New Zealand's Paralympic javelin bronze medallist Rory McSweeney has announced his retirement.
The 34-year-old leg amputee, who also won a 2015 World Para Athletics Championships silver medal when setting the New Zealand F44 record of 55.80 metres, has recently struggled with injuries to his back and shoulder.
McSweeney plans to start a new career in insurance in Auckland.
"My retirement coincided with a job offer and reflecting on what I’d achieved across 10 years of javelin throwing I was quite happy, I’d enjoyed a good career," he told the Athletics New Zealand website.
"I’d had a few big injuries over the last few years and I felt it was a bridge too far to carry on to Tokyo , so I felt it was the right time to make a clean break."
McSweeney was struck by a truck at the age of three which resulted in the amputation below the knee of his left leg.
After trying to commit suicide in 2006, he started athletics three years later when he was spotted at a Paralympics New Zealand training camp looking to identify new talent for London 2012.
"Taking up athletics was a big turning point for me," McSweeney told the Athletics New Zealand website.
"For the first time in my life I had something I could focus on and that I could look forward to, I knew it was my path."
He finished eighth on his international debut at the 2011 World Championships in Christchurch.
McSweeney went into Rio 2016 as one of the favourites following his silver medal at the previous year's World Para Athletics Championships in Doha, but a late back injury hampered preparations.
The bronze medal, in the circumstances, was a major achievement.
"I felt like the wheels were falling off," McSweeney said.
"But I tried to control my attitude and how I approached the competition.
"My goal was to throw as hard as I could, just enjoy the moment, forget the outcome and have a go.
"To pull it out of the bag that day with 54.99m was massive."
Since then McSweeney has continued to struggle with injury problems.
"In the meantime, I’d finished my degree in commerce and finance and I had this opportunity to take up a new role in Auckland, it felt like the right time to quit javelin," he said.
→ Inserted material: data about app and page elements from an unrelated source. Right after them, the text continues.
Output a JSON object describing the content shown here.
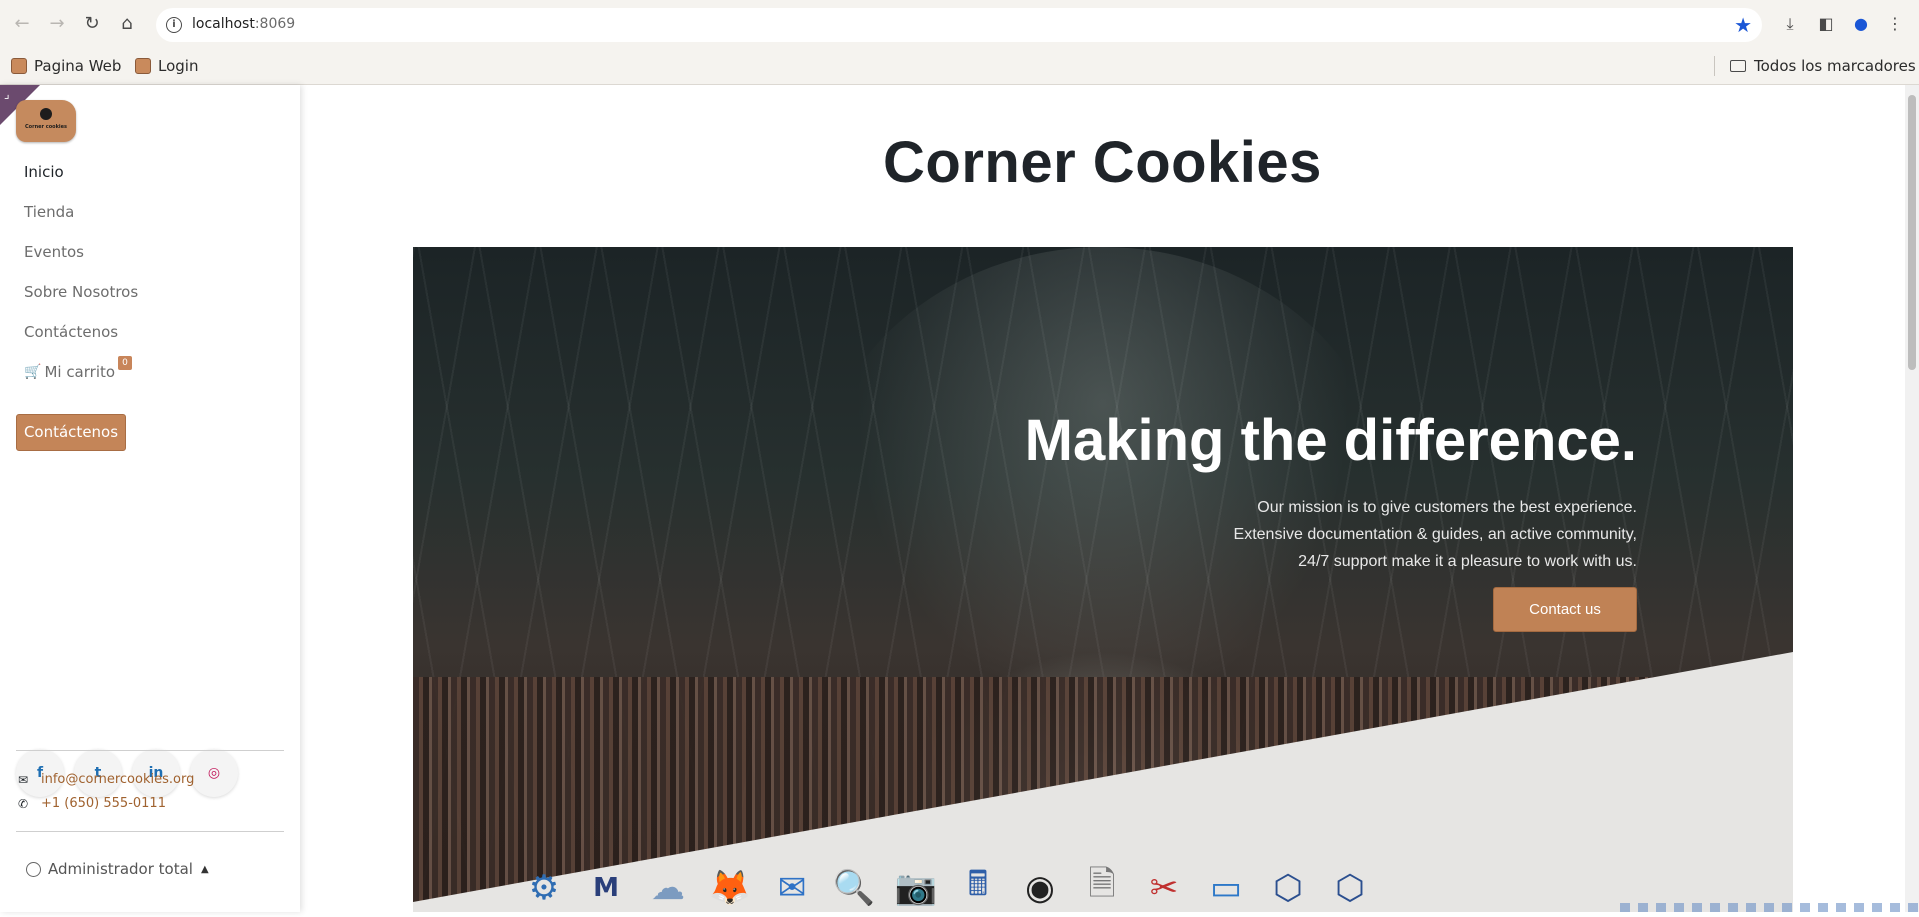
{
  "browser": {
    "url_host": "localhost",
    "url_port": ":8069",
    "bookmarks": [
      {
        "label": "Pagina Web"
      },
      {
        "label": "Login"
      }
    ],
    "all_bookmarks_label": "Todos los marcadores",
    "star_color": "#1a56d6"
  },
  "sidebar": {
    "logo_text": "Corner cookies",
    "menu": [
      {
        "label": "Inicio",
        "active": true
      },
      {
        "label": "Tienda"
      },
      {
        "label": "Eventos"
      },
      {
        "label": "Sobre Nosotros"
      },
      {
        "label": "Contáctenos"
      }
    ],
    "cart_label": "Mi carrito",
    "cart_count": "0",
    "cta_label": "Contáctenos",
    "socials": [
      {
        "name": "facebook-icon",
        "glyph": "f"
      },
      {
        "name": "twitter-icon",
        "glyph": "t"
      },
      {
        "name": "linkedin-icon",
        "glyph": "in"
      },
      {
        "name": "instagram-icon",
        "glyph": "◎"
      }
    ],
    "email": "info@cornercookies.org",
    "phone": "+1 (650) 555-0111",
    "user_label": "Administrador total"
  },
  "main": {
    "title": "Corner Cookies",
    "hero": {
      "heading": "Making the difference.",
      "lines": [
        "Our mission is to give customers the best experience.",
        "Extensive documentation & guides, an active community,",
        "24/7 support make it a pleasure to work with us."
      ],
      "button_label": "Contact us"
    }
  },
  "colors": {
    "accent": "#c48558",
    "text_dark": "#1f2429",
    "link": "#a0622f"
  },
  "dock": [
    {
      "name": "settings-app-icon",
      "glyph": "⚙"
    },
    {
      "name": "max-inside-app-icon",
      "glyph": "M"
    },
    {
      "name": "cloud-app-icon",
      "glyph": "☁"
    },
    {
      "name": "firefox-app-icon",
      "glyph": "🦊"
    },
    {
      "name": "thunderbird-app-icon",
      "glyph": "✉"
    },
    {
      "name": "search-app-icon",
      "glyph": "🔍"
    },
    {
      "name": "camera-app-icon",
      "glyph": "📷"
    },
    {
      "name": "calculator-app-icon",
      "glyph": "🖩"
    },
    {
      "name": "lens-app-icon",
      "glyph": "◉"
    },
    {
      "name": "document-app-icon",
      "glyph": "🗎"
    },
    {
      "name": "scissors-app-icon",
      "glyph": "✂"
    },
    {
      "name": "window-app-icon",
      "glyph": "▭"
    },
    {
      "name": "virtualbox-app-icon",
      "glyph": "⬡"
    },
    {
      "name": "virtualbox-app-icon-2",
      "glyph": "⬡"
    }
  ]
}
"I’ve had a really hard time since Rio and I felt like I’d given it enough time.
"I’d had a 10-year career and it was fantastic."